What is needed>
Restate all entries exactly.

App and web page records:
───
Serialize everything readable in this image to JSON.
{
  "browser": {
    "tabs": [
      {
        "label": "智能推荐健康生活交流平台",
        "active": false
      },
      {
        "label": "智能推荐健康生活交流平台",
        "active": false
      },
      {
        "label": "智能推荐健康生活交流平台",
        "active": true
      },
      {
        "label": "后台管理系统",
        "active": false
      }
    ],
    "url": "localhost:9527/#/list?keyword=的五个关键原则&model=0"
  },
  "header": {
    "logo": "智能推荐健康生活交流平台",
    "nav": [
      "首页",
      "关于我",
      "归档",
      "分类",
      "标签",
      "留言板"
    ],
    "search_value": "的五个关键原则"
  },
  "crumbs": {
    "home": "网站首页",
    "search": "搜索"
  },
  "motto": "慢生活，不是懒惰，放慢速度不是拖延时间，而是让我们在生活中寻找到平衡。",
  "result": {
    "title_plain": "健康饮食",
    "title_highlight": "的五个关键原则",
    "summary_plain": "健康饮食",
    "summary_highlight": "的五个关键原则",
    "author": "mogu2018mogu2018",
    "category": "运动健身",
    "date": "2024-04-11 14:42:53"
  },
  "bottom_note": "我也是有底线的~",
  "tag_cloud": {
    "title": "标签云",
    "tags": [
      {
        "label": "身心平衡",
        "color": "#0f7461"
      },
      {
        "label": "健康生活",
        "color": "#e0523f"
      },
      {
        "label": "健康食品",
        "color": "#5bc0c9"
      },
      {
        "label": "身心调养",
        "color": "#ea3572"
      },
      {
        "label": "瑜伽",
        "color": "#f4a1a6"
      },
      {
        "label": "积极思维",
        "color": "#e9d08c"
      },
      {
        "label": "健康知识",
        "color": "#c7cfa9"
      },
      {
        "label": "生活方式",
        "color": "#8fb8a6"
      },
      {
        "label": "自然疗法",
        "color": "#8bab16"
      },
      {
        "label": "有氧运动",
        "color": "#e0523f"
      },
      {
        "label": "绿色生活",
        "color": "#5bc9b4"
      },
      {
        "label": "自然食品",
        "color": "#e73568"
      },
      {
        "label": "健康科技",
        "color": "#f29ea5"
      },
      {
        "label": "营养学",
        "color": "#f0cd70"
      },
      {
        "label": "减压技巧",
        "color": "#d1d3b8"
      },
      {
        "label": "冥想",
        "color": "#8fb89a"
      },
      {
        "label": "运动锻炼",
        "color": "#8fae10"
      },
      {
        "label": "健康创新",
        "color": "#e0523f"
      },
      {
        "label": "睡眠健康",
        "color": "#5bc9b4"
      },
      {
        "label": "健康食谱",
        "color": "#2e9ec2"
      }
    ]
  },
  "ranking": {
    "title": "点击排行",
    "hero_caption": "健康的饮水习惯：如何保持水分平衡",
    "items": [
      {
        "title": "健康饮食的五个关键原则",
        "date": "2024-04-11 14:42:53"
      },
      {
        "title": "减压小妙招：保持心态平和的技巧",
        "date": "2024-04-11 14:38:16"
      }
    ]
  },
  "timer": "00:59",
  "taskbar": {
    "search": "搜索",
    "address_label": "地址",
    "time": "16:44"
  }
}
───
Written solution>
Serialize everything readable in this image to JSON.
{
  "browser": {
    "tabs": [
      {
        "label": "智能推荐健康生活交流平台",
        "active": false
      },
      {
        "label": "智能推荐健康生活交流平台",
        "active": false
      },
      {
        "label": "智能推荐健康生活交流平台",
        "active": true
      },
      {
        "label": "后台管理系统",
        "active": false
      }
    ],
    "url": "localhost:9527/#/list?keyword=的五个关键原则&model=0"
  },
  "header": {
    "logo": "智能推荐健康生活交流平台",
    "nav": [
      "首页",
      "关于我",
      "归档",
      "分类",
      "标签",
      "留言板"
    ],
    "search_value": "的五个关键原则"
  },
  "crumbs": {
    "home": "网站首页",
    "search": "搜索"
  },
  "motto": "慢生活，不是懒惰，放慢速度不是拖延时间，而是让我们在生活中寻找到平衡。",
  "result": {
    "title_plain": "健康饮食",
    "title_highlight": "的五个关键原则",
    "summary_plain": "健康饮食",
    "summary_highlight": "的五个关键原则",
    "author": "mogu2018mogu2018",
    "category": "运动健身",
    "date": "2024-04-11 14:42:53"
  },
  "bottom_note": "我也是有底线的~",
  "tag_cloud": {
    "title": "标签云",
    "tags": [
      {
        "label": "身心平衡",
        "color": "#0f7461"
      },
      {
        "label": "健康生活",
        "color": "#e0523f"
      },
      {
        "label": "健康食品",
        "color": "#5bc0c9"
      },
      {
        "label": "身心调养",
        "color": "#ea3572"
      },
      {
        "label": "瑜伽",
        "color": "#f4a1a6"
      },
      {
        "label": "积极思维",
        "color": "#e9d08c"
      },
      {
        "label": "健康知识",
        "color": "#c7cfa9"
      },
      {
        "label": "生活方式",
        "color": "#8fb8a6"
      },
      {
        "label": "自然疗法",
        "color": "#8bab16"
      },
      {
        "label": "有氧运动",
        "color": "#e0523f"
      },
      {
        "label": "绿色生活",
        "color": "#5bc9b4"
      },
      {
        "label": "自然食品",
        "color": "#e73568"
      },
      {
        "label": "健康科技",
        "color": "#f29ea5"
      },
      {
        "label": "营养学",
        "color": "#f0cd70"
      },
      {
        "label": "减压技巧",
        "color": "#d1d3b8"
      },
      {
        "label": "冥想",
        "color": "#8fb89a"
      },
      {
        "label": "运动锻炼",
        "color": "#8fae10"
      },
      {
        "label": "健康创新",
        "color": "#e0523f"
      },
      {
        "label": "睡眠健康",
        "color": "#5bc9b4"
      },
      {
        "label": "健康食谱",
        "color": "#2e9ec2"
      }
    ]
  },
  "ranking": {
    "title": "点击排行",
    "hero_caption": "健康的饮水习惯：如何保持水分平衡",
    "items": [
      {
        "title": "健康饮食的五个关键原则",
        "date": "2024-04-11 14:42:53"
      },
      {
        "title": "减压小妙招：保持心态平和的技巧",
        "date": "2024-04-11 14:38:16"
      }
    ]
  },
  "timer": "00:59",
  "taskbar": {
    "search": "搜索",
    "address_label": "地址",
    "time": "16:44"
  }
}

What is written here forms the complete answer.